Let’s face it, buying a financial advisory book or practice is a bit of a gamble unless you have already worked with the business with access to confidential information. Why? Because until you own a business and peel back its layers like an onion, you won’t actually know exactly what you are buying.
Also, there are opposing dynamics at play in most business acquisitions:
· The buyer is usually doing this for the first time, so they may lack the skill-set to conduct proper due diligence.
· The buyer is excited by the prospect of substantially increasing their business volume overnight and may be wearing rose-coloured glasses.
· The buyer wants to save money and doesn’t hire impartial expertise to evaluate the business.

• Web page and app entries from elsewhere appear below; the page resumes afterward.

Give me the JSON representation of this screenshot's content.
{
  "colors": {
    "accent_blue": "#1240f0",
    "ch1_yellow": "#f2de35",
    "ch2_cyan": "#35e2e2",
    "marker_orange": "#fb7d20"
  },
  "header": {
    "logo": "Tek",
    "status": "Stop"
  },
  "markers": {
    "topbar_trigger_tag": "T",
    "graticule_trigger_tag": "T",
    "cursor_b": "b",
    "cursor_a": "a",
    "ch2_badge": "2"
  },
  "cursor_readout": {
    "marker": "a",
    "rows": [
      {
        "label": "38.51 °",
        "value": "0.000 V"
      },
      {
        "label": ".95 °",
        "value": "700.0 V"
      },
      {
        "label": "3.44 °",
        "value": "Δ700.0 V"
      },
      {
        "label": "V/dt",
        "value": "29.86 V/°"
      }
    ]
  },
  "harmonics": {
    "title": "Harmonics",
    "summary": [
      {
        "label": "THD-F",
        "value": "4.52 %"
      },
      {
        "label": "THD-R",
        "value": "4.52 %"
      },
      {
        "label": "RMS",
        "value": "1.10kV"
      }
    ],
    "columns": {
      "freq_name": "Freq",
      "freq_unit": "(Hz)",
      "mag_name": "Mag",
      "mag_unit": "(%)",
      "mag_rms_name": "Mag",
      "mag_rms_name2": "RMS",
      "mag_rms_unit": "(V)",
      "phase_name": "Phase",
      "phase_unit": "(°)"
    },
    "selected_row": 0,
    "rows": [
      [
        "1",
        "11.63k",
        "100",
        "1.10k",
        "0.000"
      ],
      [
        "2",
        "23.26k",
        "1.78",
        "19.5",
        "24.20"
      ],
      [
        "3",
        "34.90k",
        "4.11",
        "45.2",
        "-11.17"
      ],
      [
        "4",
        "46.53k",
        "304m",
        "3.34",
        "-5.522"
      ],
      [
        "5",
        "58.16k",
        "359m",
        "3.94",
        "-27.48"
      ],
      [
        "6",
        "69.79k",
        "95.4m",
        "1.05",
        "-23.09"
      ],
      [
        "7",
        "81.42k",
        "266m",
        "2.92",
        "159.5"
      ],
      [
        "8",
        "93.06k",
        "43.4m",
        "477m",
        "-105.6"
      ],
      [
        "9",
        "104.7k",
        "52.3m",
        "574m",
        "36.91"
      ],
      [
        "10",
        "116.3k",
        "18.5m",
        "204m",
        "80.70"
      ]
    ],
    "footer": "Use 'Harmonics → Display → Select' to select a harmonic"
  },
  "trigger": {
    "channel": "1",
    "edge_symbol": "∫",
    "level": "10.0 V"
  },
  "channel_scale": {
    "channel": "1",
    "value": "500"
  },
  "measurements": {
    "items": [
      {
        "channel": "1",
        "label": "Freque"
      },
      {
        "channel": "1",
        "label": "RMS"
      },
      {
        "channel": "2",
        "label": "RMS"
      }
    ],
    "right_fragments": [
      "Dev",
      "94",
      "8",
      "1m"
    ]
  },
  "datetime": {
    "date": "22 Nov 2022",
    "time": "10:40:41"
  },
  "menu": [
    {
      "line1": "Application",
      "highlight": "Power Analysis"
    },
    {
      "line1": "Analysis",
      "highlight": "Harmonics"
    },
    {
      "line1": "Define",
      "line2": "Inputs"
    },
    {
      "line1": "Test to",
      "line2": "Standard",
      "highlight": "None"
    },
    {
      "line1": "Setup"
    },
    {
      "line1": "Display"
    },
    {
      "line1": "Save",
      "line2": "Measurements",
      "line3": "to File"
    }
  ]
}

· The vendor wants to obtain the highest price for their book/practice and isn’t motivated to tell you about its warts! While some vendors may see the sale as a cooperative venture – many don’t.

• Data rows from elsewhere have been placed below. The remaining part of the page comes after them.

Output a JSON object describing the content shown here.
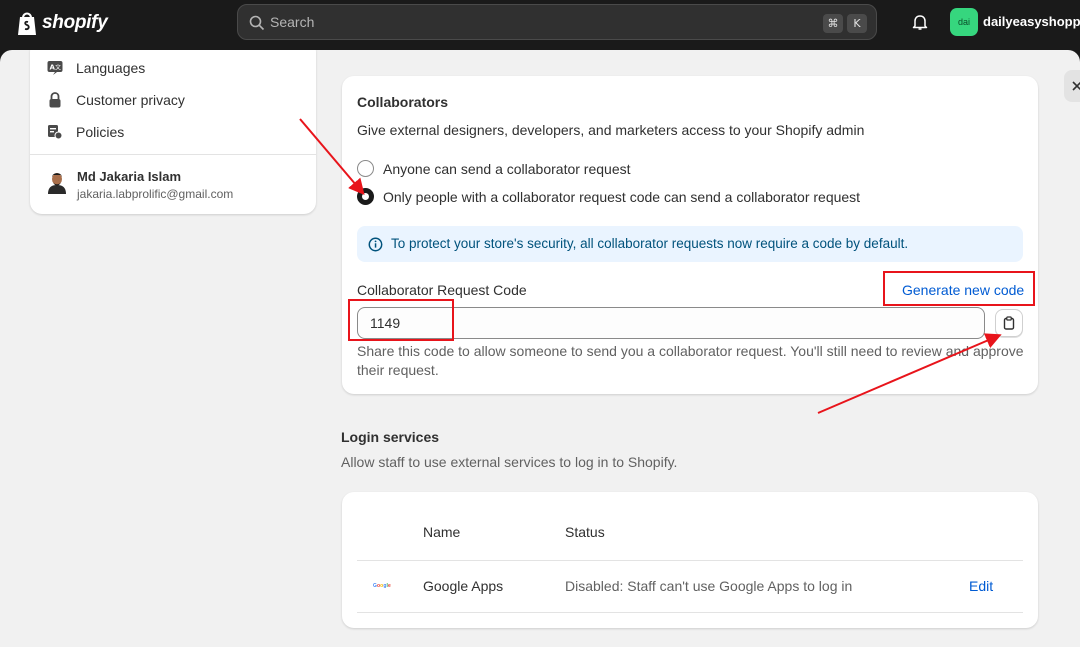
{
  "topbar": {
    "brand": "shopify",
    "search_placeholder": "Search",
    "shortcut_keys": [
      "⌘",
      "K"
    ],
    "store_avatar": "dai",
    "store_name": "dailyeasyshoppin"
  },
  "sidebar": {
    "items": [
      {
        "label": "Languages",
        "icon": "translate-icon"
      },
      {
        "label": "Customer privacy",
        "icon": "lock-icon"
      },
      {
        "label": "Policies",
        "icon": "policy-icon"
      }
    ],
    "user": {
      "name": "Md Jakaria Islam",
      "email": "jakaria.labprolific@gmail.com"
    }
  },
  "collaborators": {
    "title": "Collaborators",
    "description": "Give external designers, developers, and marketers access to your Shopify admin",
    "options": [
      {
        "label": "Anyone can send a collaborator request",
        "checked": false
      },
      {
        "label": "Only people with a collaborator request code can send a collaborator request",
        "checked": true
      }
    ],
    "banner": "To protect your store's security, all collaborator requests now require a code by default.",
    "code_label": "Collaborator Request Code",
    "generate_link": "Generate new code",
    "code_value": "1149",
    "help_text": "Share this code to allow someone to send you a collaborator request. You'll still need to review and approve their request."
  },
  "login_services": {
    "title": "Login services",
    "description": "Allow staff to use external services to log in to Shopify.",
    "columns": [
      "Name",
      "Status"
    ],
    "rows": [
      {
        "logo": "Google",
        "name": "Google Apps",
        "status": "Disabled: Staff can't use Google Apps to log in",
        "action": "Edit"
      }
    ]
  },
  "colors": {
    "annotation": "#e8141b",
    "link": "#005bd3",
    "banner_bg": "#eaf4ff"
  }
}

So how can a buyer try to protect themselves from buying a house of cards? Two ways:
1. By conducting thorough due diligence, which could include hiring a business valuator.
2. By making sure that their Letter of Intent and Purchase & Sale Agreement includes a Vendor Take-back to ensure that the vendor has skin in the game of the buyer’s future success.
What’s a Vendor Take-back?
Also, known simply as Vendor Financing, a Vendor Take-back or VTB is a loan from a vendor to a buyer for part of the purchase price. These loans typically take the form of a Note Payable and loan repayment is subject to the terms and conditions outlined in the Purchase & Sale Agreement
Note if a loan is involved in the purchase:
Because lenders also understand the importance of vendors having skin in the game of a successful business purchase, most lenders will require a VTB of about 15-25%. The VTB should be spelled out in any Letter of Intent, making sure that the repayment terms are “subject to any financing approval from a lender”. Why? Because while a buyer may calculate that you can afford the VTB repayment, most lenders will require you to subordinate* the vendor's note payable and postpone VTB payments to their loan payments so they can dictate the terms under which you may or may not make VTB payments each year that the loan is in place. *Subordinate: Means that the debt to the vendor is ranked behind the debt to the lender for secuirty purposes.
What provisions should a VTB include? This list is not exhaustive but a VTB could include:
· Discounts for client or revenue attrition beyond mutually agreed levels and time frames.
· Description of the type (meetings, phone calls, events) and amount (days/hours) and duration of vendor’s support of the business, post sale.
· Non-compete and Non-solicit terms to protect the buyer from loss of clients or staff to the vendor for a given duration.
· Agreements for dealing with compliance issues, legal claims, liabilities and commission claw-backs originating prior to the sale.